The only image of a primitive dark type asteroid (Mathilde, 50 km, NEAR mission, NASA/APL). A study of the asteroid's albedo (brightness or reflective power) shows that it reflects three percent of the Sun's light, making it twice as dark as a chunk of charcoal. Such a dark surface is believed to consist of carbon-rich material that has not been altered by planet-building processes, which melt and mix up the solar system's original building block materials.
Asteroids with low albedo are believed to be composed of the most primitive materials. They are found in the C, D, P and other dark taxonomic classes. So far, no space mission has visited a dark asteroid, while two space missions were devoted to the visit of the asteroids belonging to the more evolved S taxonomic class: the rendezvous NEAR mission (NASA) to the asteroid Eros and the sample return Hayabusa mission (JAXA) to the asteroid Itokawa. While the two objects belong to the same class, they showed totally different surface properties (see Figures below). This should not be a surprise as if gravity is the discriminant, then the 500 m-size Itokawa should be as different from the 23 km-size Eros, geologically, as Eros is from the Moon! Therefore, asteroids are extremely diverse, even within one taxonomic class, and should be even more different from one class to another.

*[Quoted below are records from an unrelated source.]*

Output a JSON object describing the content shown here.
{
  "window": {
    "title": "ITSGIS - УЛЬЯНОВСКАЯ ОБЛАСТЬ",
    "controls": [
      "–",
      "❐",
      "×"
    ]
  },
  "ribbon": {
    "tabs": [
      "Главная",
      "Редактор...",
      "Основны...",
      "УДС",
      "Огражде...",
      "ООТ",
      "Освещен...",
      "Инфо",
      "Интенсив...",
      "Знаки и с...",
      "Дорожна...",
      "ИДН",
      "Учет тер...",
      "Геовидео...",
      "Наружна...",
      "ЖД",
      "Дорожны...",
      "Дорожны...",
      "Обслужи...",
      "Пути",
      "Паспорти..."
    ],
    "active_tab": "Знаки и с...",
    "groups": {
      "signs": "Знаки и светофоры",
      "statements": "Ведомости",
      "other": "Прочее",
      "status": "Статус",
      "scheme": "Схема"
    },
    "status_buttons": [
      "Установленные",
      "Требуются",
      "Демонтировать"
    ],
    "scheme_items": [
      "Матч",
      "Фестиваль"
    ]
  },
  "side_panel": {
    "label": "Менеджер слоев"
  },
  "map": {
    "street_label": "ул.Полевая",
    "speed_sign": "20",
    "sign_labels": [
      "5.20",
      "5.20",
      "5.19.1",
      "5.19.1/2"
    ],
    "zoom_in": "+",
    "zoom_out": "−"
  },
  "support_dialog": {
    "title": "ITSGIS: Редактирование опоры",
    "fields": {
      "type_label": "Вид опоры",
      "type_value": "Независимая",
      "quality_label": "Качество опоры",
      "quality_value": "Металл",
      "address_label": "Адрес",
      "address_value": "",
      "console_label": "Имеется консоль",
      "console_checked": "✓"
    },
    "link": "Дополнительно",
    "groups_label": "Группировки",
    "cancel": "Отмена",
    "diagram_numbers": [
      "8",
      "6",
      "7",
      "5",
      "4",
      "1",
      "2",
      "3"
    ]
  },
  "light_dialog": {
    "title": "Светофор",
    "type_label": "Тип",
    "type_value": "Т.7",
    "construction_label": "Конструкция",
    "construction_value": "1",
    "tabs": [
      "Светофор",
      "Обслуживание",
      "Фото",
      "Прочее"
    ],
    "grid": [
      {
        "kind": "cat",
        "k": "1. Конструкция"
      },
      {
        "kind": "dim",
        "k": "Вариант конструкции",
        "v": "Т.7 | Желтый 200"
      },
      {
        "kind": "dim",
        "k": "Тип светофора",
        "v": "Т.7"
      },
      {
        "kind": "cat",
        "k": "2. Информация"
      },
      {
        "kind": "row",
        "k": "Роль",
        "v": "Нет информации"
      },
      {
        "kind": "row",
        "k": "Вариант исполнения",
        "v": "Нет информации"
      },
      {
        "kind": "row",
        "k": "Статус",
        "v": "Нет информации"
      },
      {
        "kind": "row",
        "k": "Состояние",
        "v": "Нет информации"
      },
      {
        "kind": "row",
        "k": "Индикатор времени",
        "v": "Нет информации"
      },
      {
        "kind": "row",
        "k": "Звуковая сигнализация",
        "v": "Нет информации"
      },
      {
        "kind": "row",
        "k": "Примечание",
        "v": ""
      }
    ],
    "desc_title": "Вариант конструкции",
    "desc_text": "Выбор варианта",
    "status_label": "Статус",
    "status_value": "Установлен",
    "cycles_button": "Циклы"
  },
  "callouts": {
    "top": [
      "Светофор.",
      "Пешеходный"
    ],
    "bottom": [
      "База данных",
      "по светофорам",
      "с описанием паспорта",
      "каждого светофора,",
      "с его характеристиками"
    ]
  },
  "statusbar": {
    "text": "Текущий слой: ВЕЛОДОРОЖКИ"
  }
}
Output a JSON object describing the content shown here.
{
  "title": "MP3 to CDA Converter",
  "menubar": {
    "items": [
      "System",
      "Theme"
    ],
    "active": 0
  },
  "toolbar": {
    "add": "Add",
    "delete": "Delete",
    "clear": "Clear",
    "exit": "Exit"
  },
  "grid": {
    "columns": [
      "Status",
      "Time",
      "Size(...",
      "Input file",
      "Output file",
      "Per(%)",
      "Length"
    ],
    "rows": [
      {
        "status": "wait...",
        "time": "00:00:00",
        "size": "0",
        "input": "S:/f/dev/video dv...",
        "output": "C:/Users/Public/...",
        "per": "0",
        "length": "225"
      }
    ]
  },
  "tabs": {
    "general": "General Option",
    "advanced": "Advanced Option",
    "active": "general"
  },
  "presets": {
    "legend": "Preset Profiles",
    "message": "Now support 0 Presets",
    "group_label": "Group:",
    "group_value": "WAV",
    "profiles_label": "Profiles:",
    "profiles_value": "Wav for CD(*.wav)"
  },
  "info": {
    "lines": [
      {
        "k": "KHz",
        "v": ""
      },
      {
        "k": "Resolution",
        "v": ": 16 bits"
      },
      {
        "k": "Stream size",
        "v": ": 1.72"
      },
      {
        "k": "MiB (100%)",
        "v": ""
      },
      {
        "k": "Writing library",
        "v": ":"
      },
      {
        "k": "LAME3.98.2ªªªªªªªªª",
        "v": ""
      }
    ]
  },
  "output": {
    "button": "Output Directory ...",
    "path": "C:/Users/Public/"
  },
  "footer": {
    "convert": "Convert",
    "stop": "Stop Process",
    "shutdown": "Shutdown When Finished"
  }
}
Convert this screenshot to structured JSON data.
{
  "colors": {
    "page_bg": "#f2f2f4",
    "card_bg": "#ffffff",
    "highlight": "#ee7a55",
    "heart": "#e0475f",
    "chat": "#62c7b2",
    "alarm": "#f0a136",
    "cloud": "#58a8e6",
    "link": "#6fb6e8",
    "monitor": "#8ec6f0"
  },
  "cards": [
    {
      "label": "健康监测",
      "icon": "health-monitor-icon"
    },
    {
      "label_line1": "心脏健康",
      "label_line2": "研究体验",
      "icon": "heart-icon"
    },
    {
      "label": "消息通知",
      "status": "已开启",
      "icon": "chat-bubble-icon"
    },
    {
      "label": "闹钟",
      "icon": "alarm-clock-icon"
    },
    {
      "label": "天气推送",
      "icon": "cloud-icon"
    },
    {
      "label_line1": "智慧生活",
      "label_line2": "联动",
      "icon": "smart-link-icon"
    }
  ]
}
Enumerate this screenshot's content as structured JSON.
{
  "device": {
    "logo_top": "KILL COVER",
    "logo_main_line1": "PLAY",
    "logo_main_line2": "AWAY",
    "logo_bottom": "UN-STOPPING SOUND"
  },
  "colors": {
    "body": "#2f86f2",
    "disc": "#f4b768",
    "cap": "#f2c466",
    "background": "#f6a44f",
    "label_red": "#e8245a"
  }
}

Primitive asteroids are expected to contain organic materials. The possibility offered by MarcoPolo-R to identify and analyze the structure of the organics matter in laboratory in a great level of details is crucial to determine whether these objects delivered the prebiotic material that led to the formation of Life on Earth.
Surface of Itokawa: gravels and pebbles, no fine grains (JAXA)
Surface of Eros: fine dusty regolith, large boulders (NASA)